For 15 years, Eddie Wiley has worked across the Southern United States to combat HIV stigma and health disparities particularly within communities of color. His training centers around health literacy, stigma reduction, cultural humility, and trauma-informed approaches. As a presenter at local and national conferences, Eddie has been able to speak of his experiences as a person living with HIV in addition to an HIV service provider. Eddie began his career as a 3MV facilitator. Since then, he has served in a host of roles throughout his career. Eddie is excited to serve as the Shelby County Ending HIV Epidemic Initiative Coordinator for the TN Department of Health in Memphis. He is also the Principal Consultant for Maverick Consulting. As a consultant, he has developed training curriculum, managed the HIV.gov social media channels, and facilitated the HIV/AIDS Bureau’s Community of Practice.
In 2015, Eddie co-founded The Headliners, which is a group of community members and service
providers working together in a collaborative model to disseminate HIV information through
novel methods.

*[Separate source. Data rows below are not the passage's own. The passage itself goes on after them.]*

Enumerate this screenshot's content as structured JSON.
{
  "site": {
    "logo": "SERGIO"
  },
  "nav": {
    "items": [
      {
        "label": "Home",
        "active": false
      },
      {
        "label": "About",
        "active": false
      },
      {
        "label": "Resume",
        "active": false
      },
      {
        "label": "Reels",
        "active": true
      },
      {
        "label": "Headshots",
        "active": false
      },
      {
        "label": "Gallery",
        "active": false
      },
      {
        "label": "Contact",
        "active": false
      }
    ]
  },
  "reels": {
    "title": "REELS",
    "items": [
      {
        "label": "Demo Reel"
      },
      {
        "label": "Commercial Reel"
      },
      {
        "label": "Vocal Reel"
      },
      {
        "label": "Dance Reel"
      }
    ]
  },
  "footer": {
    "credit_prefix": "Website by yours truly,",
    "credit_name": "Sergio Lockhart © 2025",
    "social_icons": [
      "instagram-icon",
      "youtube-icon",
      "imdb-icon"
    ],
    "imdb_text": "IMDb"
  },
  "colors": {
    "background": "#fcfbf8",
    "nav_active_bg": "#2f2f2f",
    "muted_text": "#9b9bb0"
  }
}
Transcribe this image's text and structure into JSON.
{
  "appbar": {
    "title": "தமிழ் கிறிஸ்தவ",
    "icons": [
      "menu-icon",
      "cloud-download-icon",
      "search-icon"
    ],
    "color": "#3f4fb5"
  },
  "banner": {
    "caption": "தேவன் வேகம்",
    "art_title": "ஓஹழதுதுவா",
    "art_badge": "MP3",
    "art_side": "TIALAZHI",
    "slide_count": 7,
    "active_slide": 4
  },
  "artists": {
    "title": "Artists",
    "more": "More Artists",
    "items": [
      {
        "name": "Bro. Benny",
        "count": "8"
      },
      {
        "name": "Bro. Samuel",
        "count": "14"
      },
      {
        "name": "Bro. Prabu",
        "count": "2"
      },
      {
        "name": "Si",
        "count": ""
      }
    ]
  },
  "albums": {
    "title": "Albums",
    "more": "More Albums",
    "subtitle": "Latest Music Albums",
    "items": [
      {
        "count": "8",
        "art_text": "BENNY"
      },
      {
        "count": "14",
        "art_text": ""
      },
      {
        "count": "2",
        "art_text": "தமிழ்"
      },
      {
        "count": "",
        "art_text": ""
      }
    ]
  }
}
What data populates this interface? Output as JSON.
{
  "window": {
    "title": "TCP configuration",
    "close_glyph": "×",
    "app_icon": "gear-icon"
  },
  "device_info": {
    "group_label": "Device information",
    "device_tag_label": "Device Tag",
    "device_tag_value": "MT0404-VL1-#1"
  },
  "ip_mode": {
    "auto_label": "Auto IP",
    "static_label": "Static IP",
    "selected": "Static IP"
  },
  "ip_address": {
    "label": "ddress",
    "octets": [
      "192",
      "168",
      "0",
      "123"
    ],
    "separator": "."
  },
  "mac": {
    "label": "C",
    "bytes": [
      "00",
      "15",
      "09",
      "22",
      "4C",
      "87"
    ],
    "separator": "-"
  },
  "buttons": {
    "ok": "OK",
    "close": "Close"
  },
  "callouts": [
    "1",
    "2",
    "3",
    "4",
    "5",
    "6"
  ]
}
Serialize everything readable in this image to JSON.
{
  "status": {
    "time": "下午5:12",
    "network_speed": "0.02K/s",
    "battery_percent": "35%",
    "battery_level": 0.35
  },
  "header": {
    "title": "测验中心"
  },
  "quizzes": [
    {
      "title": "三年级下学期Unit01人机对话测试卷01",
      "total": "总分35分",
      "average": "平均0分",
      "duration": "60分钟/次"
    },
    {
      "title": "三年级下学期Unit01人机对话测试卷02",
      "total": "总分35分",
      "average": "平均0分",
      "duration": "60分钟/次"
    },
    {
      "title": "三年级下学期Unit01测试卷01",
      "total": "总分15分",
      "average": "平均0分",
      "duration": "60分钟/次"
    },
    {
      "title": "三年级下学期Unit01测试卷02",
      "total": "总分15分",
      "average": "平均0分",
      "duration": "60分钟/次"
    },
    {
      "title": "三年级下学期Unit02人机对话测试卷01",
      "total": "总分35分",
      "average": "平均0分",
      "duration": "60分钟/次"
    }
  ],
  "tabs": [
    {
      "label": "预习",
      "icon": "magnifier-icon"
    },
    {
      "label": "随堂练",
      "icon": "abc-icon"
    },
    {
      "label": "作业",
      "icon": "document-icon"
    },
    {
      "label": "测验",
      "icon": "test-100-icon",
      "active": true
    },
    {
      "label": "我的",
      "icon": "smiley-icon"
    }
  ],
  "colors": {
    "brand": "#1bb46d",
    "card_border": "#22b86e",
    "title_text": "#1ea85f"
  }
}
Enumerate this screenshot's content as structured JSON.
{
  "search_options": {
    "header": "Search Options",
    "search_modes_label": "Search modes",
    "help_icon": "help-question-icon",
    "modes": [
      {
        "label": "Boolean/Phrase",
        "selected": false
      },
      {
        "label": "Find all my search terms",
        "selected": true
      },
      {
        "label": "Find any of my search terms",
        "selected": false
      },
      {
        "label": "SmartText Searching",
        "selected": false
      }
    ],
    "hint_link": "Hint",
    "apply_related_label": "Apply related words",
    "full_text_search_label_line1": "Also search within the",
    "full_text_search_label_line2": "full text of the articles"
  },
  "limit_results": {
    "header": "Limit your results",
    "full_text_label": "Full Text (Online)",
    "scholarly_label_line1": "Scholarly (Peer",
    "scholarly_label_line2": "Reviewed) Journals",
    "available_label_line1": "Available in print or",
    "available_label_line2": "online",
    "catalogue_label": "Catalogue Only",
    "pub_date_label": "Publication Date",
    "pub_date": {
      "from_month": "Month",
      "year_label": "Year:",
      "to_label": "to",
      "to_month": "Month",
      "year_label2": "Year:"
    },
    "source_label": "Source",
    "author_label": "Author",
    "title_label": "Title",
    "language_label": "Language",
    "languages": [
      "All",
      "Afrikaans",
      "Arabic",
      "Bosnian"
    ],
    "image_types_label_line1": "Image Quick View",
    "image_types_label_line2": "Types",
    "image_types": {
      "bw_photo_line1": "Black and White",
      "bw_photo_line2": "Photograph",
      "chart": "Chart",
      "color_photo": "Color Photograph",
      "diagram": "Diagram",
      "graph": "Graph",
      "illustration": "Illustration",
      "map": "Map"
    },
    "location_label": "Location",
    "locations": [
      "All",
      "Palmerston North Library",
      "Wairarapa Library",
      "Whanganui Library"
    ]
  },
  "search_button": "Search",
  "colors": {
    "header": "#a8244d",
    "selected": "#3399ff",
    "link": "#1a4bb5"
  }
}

He also served as the co-chair for the Shelby County HIV Care and Prevention
Planning group for two years in addition to serving on the Tennessee Community Planning
Group. Eddie received his Masters of Public Health in Social and Behavioral Sciences from the
University of Memphis and a B.A. in English and Communications from Philander Smith College.
DeMarcus Jones is the current Protocol Outreach Assistant for Prevention Studies at St. Jude Children’s Research Hospital in Memphis, TN, and current co-chair of Headliners Memphis. As a native Memphian, he completed his studies at the University of Memphis with a Bachelor of Professional Studies. With over 7 years of experience in working HIV prevention and community engagement, his mission is to continuously engage, mobilize, and create healing spaces for LGBTQ individuals of color.”
About the Benjamin L. Hooks Institute
The Benjamin L. Hooks Institute implements its mission of teaching, studying, and promoting civil rights and social change through research, education, and direct intervention programs. Institute programs include community outreach; funding faculty research initiatives on community issues; implementing community service projects; hosting conferences, symposiums, and lectures; and promoting local and national scholarship on civil and human rights. The Hooks Institute is an interdisciplinary center at the University of Memphis. Contributed revenue for the Hooks Institute, including funding from individuals, corporations, and foundations, is administered through the University of Memphis Foundation, a 501(c)(3) organization. For more information, please visit the Hooks Institute.